The Full Wiki

Shagreen: Wikis


Note: Many of our articles have direct quotes from sources you can cite, within the Wikipedia article! This article doesn't yet, but we're working on it! See more info or our list of citable articles.


From Wikipedia, the free encyclopedia

An antique round box covered with pearl ray shagreen, ground down to produce a smooth, puzzle-like surface.

Shagreen is a type of leather or rawhide consisting of rough untanned skin, formerly made from a horse's back or that of an onager (wild ass), and typically dyed green. Shagreen is now commonly made of the skins of sharks and rays. The word derives from the French chagrin (sorrow) which in turn is borrowed from Turkish sağrı "the back of a horse". The roughness of texture led to the French meaning of displeasure or ill-humor.[1]


Uses and preparation

The white handle of this tantō (left) is covered with shagreen in its natural form.

Shagreen has an unusually rough and granular surface, and is sometimes used as a fancy leather for book bindings, pocketbooks and small cases, as well as its more utilitarian uses in the hilts and scabbards of swords and daggers, where slipperiness is a disadvantage. In Asia, the Japanese Tachi, Katana, and Wakizashi swords had their hilts almost always covered in undyed, untreated shagreen, while in China shagreen was traditionally used on Qing dynasty composite bows. Typically the ears and the spaces above and beneath the grip were covered by polished shagreen (in which the calcified papillae are reduced to equal height and form a uniform surface), sometimes with inlay work of different coloured shagreen. Shagreen was a very common cover for 19th century reading glasses containers as well as other utensil boxes from China.

Shagreen leather used in bookbinding.

The early horse-skin variety of shagreen was traditionally prepared by embedding plant seeds (often Chenopodium) in the untreated skin while soft, covering the skin with a cloth, and trampling them into the skin. When the skin was dry, the seeds were shaken off, leaving the surface of the leather covered with small indentations. Sources are not clear whether this was being done to imitate pearl ray-skin shagreen from East Asia or the technique was developed separately.

In the 17th and early 18th centuries, the term "shagreen" began to be applied to leather made from sharkskin or the skin of a rayfish (probably the pearled ray, Hypolophus sephen). This form is also termed sharkskin or galuchat. Such skins are naturally covered with round, closely set, calcified papillae called placoid scales, whose size is chiefly dependent on the age and size of the animal. These scales are ground down to give a roughened surface of rounded pale protrusions, between which the dye (again, typically green vegetable dye) shows when the material is coloured from the other side. This latter form of shagreen was first popularised in Europe by Jean-Claude Galluchat (d. 1774), a master leatherworker in the court of Louis XV of France. It quickly became a fashion amongst the French aristocracy, and migrated throughout Europe by the mid-18th century. Shagreen is also a popular Hand-Made wallcovering, produced by a number of outlets.

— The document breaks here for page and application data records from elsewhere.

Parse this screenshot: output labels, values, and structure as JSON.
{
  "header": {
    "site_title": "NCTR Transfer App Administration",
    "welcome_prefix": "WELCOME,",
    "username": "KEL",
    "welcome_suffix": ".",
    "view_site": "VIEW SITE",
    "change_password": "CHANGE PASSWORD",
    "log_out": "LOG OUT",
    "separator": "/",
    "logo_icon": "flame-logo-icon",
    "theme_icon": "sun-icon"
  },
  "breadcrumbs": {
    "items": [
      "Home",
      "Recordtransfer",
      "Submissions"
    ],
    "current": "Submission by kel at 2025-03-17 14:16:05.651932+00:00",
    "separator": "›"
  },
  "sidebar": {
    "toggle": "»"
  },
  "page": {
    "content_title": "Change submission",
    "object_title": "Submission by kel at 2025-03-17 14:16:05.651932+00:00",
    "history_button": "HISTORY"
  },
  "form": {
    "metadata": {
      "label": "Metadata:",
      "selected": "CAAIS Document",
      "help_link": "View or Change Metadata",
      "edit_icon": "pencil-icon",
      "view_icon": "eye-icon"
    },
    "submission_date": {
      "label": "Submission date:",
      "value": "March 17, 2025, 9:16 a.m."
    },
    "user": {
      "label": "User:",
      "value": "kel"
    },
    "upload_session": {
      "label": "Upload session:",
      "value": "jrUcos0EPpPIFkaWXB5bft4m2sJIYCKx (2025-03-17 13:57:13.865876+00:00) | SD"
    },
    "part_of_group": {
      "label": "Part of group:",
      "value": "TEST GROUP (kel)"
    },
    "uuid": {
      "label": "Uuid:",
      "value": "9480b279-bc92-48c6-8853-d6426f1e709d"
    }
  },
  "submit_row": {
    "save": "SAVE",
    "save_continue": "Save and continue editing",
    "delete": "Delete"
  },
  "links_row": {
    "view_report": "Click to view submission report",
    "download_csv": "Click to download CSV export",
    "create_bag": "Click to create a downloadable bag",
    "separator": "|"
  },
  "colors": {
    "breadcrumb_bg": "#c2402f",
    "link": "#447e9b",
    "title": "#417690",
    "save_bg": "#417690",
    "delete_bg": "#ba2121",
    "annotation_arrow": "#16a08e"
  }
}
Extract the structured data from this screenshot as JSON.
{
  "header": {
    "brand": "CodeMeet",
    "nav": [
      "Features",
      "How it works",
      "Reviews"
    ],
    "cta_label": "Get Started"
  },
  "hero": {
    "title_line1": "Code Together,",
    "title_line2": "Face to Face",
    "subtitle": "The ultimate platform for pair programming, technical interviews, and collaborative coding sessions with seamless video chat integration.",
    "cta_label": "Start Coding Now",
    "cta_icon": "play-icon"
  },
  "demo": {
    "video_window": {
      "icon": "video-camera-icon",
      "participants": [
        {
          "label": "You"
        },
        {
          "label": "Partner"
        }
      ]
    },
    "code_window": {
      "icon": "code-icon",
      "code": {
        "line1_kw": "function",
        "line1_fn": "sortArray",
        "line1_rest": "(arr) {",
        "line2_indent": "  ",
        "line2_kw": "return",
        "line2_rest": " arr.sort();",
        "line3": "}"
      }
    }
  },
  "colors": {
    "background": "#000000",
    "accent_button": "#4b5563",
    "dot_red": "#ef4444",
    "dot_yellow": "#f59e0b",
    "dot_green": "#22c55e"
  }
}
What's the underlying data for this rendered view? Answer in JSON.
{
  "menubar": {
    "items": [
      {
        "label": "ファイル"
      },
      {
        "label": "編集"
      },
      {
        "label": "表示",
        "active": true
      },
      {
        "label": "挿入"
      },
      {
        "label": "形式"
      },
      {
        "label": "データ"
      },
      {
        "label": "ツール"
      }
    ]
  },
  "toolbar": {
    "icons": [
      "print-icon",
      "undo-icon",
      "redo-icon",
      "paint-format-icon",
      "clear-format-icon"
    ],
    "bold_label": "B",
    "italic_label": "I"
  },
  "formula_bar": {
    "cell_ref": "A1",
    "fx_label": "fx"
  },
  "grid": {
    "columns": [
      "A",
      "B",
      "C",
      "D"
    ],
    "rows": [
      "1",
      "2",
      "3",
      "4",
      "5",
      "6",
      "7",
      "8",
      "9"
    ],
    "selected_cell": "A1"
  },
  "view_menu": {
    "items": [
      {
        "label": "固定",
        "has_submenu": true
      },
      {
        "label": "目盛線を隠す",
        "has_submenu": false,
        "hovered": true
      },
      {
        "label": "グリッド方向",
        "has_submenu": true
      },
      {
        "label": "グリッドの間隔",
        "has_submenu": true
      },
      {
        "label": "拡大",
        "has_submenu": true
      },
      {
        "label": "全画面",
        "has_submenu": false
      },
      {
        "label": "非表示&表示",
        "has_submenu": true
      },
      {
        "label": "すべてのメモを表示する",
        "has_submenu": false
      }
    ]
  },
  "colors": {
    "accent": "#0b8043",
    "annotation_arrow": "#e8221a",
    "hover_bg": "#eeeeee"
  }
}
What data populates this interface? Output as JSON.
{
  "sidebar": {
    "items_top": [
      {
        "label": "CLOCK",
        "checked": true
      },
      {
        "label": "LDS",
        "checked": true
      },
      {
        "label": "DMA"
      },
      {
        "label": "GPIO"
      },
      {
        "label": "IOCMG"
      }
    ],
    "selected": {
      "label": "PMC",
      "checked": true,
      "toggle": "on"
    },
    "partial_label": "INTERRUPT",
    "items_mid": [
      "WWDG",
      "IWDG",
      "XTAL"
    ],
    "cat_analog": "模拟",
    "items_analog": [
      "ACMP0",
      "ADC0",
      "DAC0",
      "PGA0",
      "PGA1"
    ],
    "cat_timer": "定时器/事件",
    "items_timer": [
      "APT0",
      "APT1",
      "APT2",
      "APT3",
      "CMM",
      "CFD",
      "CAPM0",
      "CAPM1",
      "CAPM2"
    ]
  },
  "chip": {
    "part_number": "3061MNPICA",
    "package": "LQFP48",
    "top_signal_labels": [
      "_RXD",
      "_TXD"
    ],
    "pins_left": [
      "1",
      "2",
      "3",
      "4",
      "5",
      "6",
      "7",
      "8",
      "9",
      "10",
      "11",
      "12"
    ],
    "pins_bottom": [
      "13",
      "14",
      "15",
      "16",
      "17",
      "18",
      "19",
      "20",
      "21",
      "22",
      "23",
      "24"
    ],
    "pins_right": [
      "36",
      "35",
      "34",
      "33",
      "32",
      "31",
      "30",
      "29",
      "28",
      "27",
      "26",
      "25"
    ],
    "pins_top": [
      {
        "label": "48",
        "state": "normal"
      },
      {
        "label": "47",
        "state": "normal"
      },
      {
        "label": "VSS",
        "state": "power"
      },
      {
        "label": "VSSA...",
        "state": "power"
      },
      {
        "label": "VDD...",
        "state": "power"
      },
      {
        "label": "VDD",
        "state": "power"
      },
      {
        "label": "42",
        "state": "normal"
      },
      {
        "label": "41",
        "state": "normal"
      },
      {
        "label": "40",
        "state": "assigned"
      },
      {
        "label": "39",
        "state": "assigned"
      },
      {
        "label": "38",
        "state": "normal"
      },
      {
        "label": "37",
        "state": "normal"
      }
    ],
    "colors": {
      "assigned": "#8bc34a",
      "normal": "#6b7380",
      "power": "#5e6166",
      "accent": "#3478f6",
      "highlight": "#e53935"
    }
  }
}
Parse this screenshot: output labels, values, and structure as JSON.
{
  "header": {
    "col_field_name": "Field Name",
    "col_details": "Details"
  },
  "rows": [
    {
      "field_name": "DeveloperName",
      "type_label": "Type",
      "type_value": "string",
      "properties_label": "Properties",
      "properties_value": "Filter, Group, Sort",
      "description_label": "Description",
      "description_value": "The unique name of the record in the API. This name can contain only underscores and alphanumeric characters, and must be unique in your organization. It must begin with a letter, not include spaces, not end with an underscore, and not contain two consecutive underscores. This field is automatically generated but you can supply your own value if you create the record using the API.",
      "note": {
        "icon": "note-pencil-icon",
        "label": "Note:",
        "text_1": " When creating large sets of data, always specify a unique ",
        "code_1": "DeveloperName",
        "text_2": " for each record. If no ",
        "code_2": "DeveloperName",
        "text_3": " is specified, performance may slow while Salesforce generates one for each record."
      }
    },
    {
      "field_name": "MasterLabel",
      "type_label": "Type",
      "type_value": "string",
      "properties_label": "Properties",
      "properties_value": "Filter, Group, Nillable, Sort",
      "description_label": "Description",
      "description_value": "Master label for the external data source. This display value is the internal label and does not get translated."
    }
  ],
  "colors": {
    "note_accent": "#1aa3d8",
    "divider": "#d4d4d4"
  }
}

In medicine, a shagreen patch is a patch of shagreen-like rough skin, often on the lower back, found in some people with the genetic condition tuberous sclerosis.

See also

Further reading

  • Jean Perfettini - Le galuchat (Henri Vial, 1989) ISBN 2-85101-021-2


  1. ^ Oxford English Dictionary, s.v. chagrin and shagreen

External links

1911 encyclopedia

Up to date as of January 14, 2010

From LoveToKnow 1911

SHAGREEN, a species of untanned leather with a roughened, granular surface. The word is the English form; cf. Ger. Schagrin, of Fr. chagrin, Ital. zagrin, zigrino; these are usually referred to Turkish and Persian saghri, lit. the back of a horse, and so applied to leather made from this part. The skin of the wild ass was especially used. The method of preparing the skins to secure the rough, granular surface is as follows. The seeds of a plant, usually some species of Chinopodium, are embedded in the skin while soft, the surface is then shaved down and soaked in water, when the edges of the indentations swell up. The leather is then dyed, green being a favourite colour. Shagreen is now commonly made of the skins of sharks and rays; the placoid scales of the shark skin giving the necessary roughened surface. Shagreen is used as an ornamental leather for making pocket-books, small cases and the like, and for the handles of swords, daggers, &c.

The figurative use in French of "chagrin," for anxiety, xxiv. 25 annoyance, was adopted in English in the 17th century. This application of the word is due to the rasping surface of the leather.

<< Shagia

Shah >>

Got something to say? Make a comment.
Your name
Your email address